This weekend I have embarked on what I am calling a Diabetes Therapy Session. However the name might be a tad misleading because a Diabetes Therapy Session (DTS) is really just me chilling at a lake house with my dog and family and going out on the boat. That being said, there is some therapy involved here. Living with diabetes can be very stressful and overwhelming, and everyone needs to have some time to do something/anything to take their minds off of blood sugars/diabetes/whatever every now and then. Whether it is going out of town/vacation, going to a the movies, or simply diving into a good book, every one needs a getaway now and again. Mine is just taking that form of a lake house and boat.
Even though this was supposed to be a diabetes free weekend (or as free as one can be with diabetes), I still encountered a rough patch. We ate dinner at a 50s style diner in town and I essentially carb-o-loaded like I was running a marathon. I had a pulled pork sandwich (bun and all), onion rings and some tator tots. Yum! So of course I got paranoid that my blood sugar levels were going to reach new heights so I took some insulin. And then I took a bit more. And the next thing I know, I go from 160 to 48 in the span of an hour: sweats, shakes, light headed, extreme hunger. Not pleasant at all
But all in all it was a good learning experience. And I have been having a blast on the boat and playing cards with my parents and other things associated with lake houses.
Remember: find a getaway!
Today I went to see the endocrinologist that my family doctor recommended to me, and unfortunately I did not get very much out of the experience. Knowledgeable, nice, personable guy and had very nice and well mannered nurses, but unfortunately he did not tell me anything I did not know already.

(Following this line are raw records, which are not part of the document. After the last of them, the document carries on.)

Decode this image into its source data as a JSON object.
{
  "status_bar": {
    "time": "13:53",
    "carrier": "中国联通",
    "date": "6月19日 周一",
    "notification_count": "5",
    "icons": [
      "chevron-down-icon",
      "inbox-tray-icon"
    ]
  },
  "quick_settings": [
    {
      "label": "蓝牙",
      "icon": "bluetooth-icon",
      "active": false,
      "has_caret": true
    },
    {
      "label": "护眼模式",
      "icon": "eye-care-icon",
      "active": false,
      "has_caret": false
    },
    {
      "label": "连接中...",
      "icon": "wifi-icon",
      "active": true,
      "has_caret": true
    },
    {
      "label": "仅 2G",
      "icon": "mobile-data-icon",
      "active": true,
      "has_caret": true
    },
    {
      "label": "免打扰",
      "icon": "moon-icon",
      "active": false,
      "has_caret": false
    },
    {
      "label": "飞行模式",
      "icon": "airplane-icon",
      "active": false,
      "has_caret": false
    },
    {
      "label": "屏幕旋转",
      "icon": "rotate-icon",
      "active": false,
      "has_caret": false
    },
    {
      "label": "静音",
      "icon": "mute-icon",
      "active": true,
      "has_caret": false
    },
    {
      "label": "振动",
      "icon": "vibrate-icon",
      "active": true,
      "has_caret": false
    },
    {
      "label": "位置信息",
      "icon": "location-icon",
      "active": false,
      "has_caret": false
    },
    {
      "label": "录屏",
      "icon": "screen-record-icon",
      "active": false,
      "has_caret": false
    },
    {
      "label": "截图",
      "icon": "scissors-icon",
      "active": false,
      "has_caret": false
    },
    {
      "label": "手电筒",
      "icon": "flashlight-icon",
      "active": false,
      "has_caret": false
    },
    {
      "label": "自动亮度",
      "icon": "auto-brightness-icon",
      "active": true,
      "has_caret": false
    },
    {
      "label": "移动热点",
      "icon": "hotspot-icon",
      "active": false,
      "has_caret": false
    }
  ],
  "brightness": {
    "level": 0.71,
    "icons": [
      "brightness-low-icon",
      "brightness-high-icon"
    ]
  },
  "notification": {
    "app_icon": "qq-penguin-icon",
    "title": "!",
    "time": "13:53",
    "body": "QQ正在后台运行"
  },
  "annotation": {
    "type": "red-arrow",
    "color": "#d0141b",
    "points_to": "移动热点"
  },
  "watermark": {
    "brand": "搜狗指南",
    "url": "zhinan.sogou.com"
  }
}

For whatever reason I had high hopes for this visit and went there thinking that some mind opening, game changing information would be given to me. But that was not the case. I should not have been thinking that way to being with. In fact, I had been thinking several days ago that maybe I should have just canceled my appointment because it was already a month after my diagnosis and I was getting in a pretty good routine as it is (CGM, blood testing, insulin dosing, counting carbs etc.). So as it were, I will be more then likely going back to the family doctor for A1c tests and checkups. Which is perfectly fine by me. The doctor and I have a good relationship and he is very knowledgeable on Diabetes (as well as other doctoral subjects).
On the bright side, the endocrinologist did give me a bunch of literature for insulin pumps, which I have been thinking about investing in soon. I do not have a clue which one I would want and still need to do plenty of research on the subject. But the literature he provided was a step in the right direction for that.
Back by popular demand, let’s revisit this prompt from last year! Tell us what your fantasy diabetes device would be? Think of your dream blood glucose checker, delivery system for insulin or other meds, magic carb counter, etc etc etc. The sky is the limit – what would you love to see?
Because I had so much fun writing for Diabetes Blog Week this past week, I figured I would continue the fun by writing on the wildcard topics during the next couple of days.
This topic is very interesting and I believe that this pretty much covers my fantasy diabetes device. And hopefully within the next couple of years this will move from fantasy to the realm of reality. The artificial pancreas will be a huge break through for the Diabetics of the world. The artificial pancreas will essentially automate the blood sugar testing and insulin administering, and pretty much take the place of all pumps and CGM’s. I cannot wait for this innovation and also cannot wait to see where science/technology takes Diabetes.